For competitive (eSports) gaming, higher refresh rates at moderate resolutions are generally preferable over high resolutions at lower refresh rates. Curved ultra-wide monitors are great for immersive gaming experiences, but for eSports, it's more important that you can react quickly to your opponents. The higher refresh rate helps you respond faster and gives you smoother motion, making it easier to keep track of the action. (More technically, a higher refresh rate means there's less time between each frame displayed, so the action appears on the screen faster.)
Furthermore, the AW3418DW uses an IPS panel with slower response times than the TN-based AW2518H. Although TN displays suffer from narrower viewing angles and lower color accuracy especially when viewed off-axis, they have faster response times, which results in less ghosting and motion blur. That, too, will make it easier to follow fast action during intensive gaming. IPS panels are great for color-critical professional applications like photography, and while though there are gaming-oriented IPS displays (including the AW3418DW), they can't achieve the sorts of response times the best TN panels can deliver. (Trust me, I know this first-hand after upgrading from a cheap IPS display to a Dell S2417DG. The faster response time is something you notice right away, even if viewing angles do suffer a bit.)
If yoy're looking at the Alienware 25 monitor, make sure you're buying the G-SYNC version (AW2518H) and not the FreeSync version (AW2518HF). The former is more expensive but since you have a GeForce card and not a Radeon, you'll need the G-SYNC display for the best experience.

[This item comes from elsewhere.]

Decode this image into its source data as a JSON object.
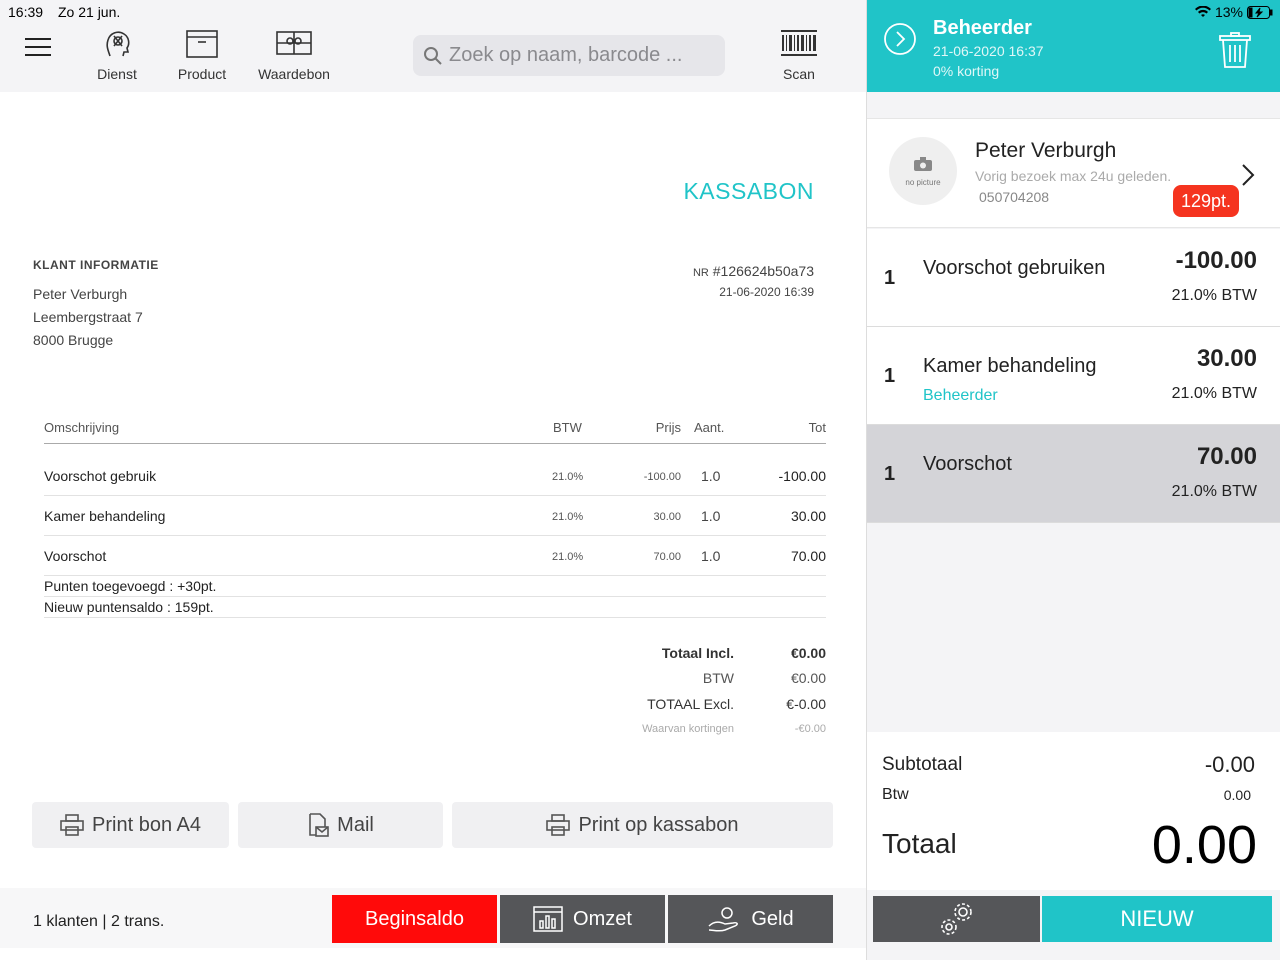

Ultimately, while your choice of monitor is a major factor in overall latency, it is not the only thing that matters. This answer has more information about how different sources of latency can add up. In short, latencies from your processor, graphics card, the monitor's internal processing ("monitor input lag"), display response time and refresh rate, and even your mouse, can all add up.